**Your assignment**
Please reproduce the listing below exactly, leaving out every picture.

**Provided records**
------------------------------

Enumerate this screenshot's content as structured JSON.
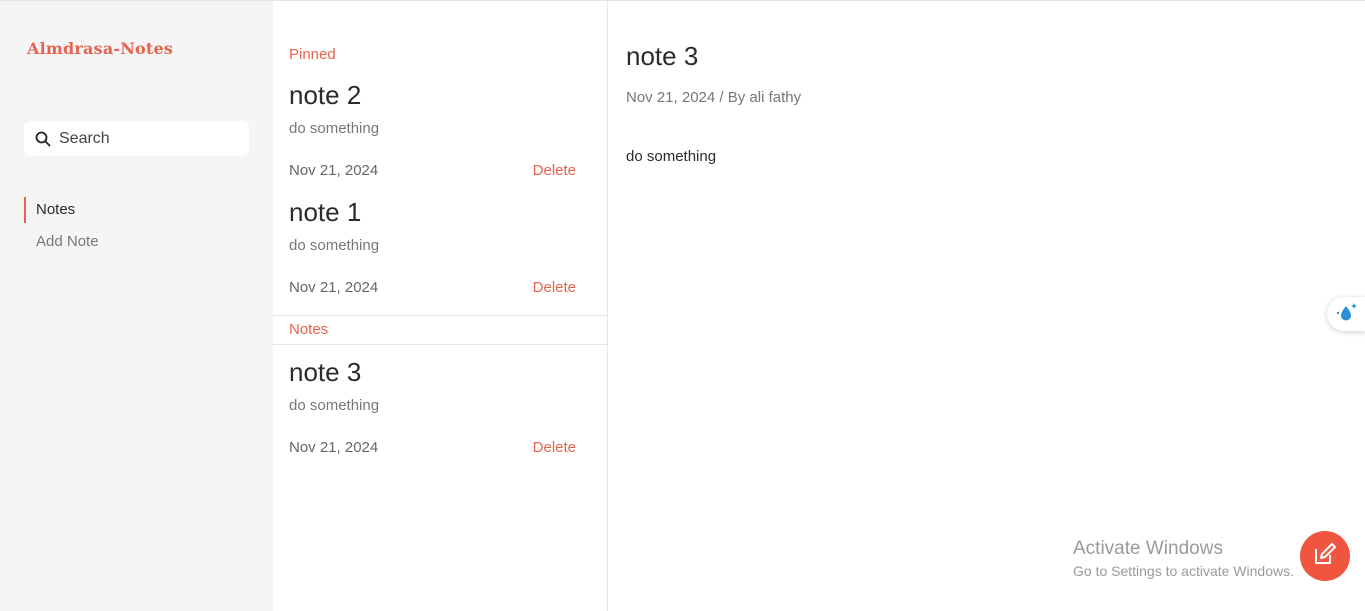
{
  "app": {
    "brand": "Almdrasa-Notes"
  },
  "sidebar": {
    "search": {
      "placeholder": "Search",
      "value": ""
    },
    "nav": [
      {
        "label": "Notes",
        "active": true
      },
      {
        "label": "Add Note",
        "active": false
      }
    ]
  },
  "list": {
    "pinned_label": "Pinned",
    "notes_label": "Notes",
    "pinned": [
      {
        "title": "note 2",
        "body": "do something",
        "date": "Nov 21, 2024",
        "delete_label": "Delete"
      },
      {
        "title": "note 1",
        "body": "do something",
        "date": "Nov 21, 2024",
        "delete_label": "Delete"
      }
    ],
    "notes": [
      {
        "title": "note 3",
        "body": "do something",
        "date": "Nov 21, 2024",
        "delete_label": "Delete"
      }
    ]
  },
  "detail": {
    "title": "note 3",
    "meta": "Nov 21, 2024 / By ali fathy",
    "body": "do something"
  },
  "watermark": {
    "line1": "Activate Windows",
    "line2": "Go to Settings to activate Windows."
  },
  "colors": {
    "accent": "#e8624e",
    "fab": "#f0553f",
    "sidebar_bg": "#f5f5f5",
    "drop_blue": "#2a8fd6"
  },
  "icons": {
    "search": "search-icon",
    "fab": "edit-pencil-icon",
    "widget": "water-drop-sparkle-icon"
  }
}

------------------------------

**Result**
Enumerate this screenshot's content as structured JSON.
{
  "app": {
    "brand": "Almdrasa-Notes"
  },
  "sidebar": {
    "search": {
      "placeholder": "Search",
      "value": ""
    },
    "nav": [
      {
        "label": "Notes",
        "active": true
      },
      {
        "label": "Add Note",
        "active": false
      }
    ]
  },
  "list": {
    "pinned_label": "Pinned",
    "notes_label": "Notes",
    "pinned": [
      {
        "title": "note 2",
        "body": "do something",
        "date": "Nov 21, 2024",
        "delete_label": "Delete"
      },
      {
        "title": "note 1",
        "body": "do something",
        "date": "Nov 21, 2024",
        "delete_label": "Delete"
      }
    ],
    "notes": [
      {
        "title": "note 3",
        "body": "do something",
        "date": "Nov 21, 2024",
        "delete_label": "Delete"
      }
    ]
  },
  "detail": {
    "title": "note 3",
    "meta": "Nov 21, 2024 / By ali fathy",
    "body": "do something"
  },
  "watermark": {
    "line1": "Activate Windows",
    "line2": "Go to Settings to activate Windows."
  },
  "colors": {
    "accent": "#e8624e",
    "fab": "#f0553f",
    "sidebar_bg": "#f5f5f5",
    "drop_blue": "#2a8fd6"
  },
  "icons": {
    "search": "search-icon",
    "fab": "edit-pencil-icon",
    "widget": "water-drop-sparkle-icon"
  }
}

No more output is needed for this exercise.